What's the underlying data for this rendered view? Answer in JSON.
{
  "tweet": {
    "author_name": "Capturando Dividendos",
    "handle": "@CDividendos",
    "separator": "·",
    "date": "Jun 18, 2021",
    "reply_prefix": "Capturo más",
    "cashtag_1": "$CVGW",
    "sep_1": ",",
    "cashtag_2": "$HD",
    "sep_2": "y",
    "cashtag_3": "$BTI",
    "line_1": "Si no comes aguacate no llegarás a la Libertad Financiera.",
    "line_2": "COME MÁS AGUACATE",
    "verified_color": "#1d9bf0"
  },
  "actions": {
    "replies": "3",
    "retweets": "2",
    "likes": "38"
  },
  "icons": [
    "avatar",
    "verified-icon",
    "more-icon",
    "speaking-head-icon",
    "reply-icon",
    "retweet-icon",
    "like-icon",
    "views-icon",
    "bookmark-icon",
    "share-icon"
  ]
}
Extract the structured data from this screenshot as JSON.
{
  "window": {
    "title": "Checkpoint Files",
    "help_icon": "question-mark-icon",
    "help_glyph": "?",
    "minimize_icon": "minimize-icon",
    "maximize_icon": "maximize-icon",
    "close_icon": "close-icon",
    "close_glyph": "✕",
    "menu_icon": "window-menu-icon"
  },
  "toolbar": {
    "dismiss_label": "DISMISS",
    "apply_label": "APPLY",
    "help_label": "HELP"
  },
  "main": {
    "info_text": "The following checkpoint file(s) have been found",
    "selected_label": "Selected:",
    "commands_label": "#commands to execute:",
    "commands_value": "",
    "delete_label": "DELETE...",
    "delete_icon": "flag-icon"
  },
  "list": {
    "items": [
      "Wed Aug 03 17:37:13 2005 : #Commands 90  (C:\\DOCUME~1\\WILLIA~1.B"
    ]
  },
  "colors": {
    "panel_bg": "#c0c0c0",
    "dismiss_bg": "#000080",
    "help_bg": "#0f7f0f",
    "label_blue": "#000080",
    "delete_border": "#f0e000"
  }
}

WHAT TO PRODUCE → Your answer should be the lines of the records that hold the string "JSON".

WRITTEN REPLY →
What's the underlying data for this rendered view? Answer in JSON.
Extract the structured data from this screenshot as JSON.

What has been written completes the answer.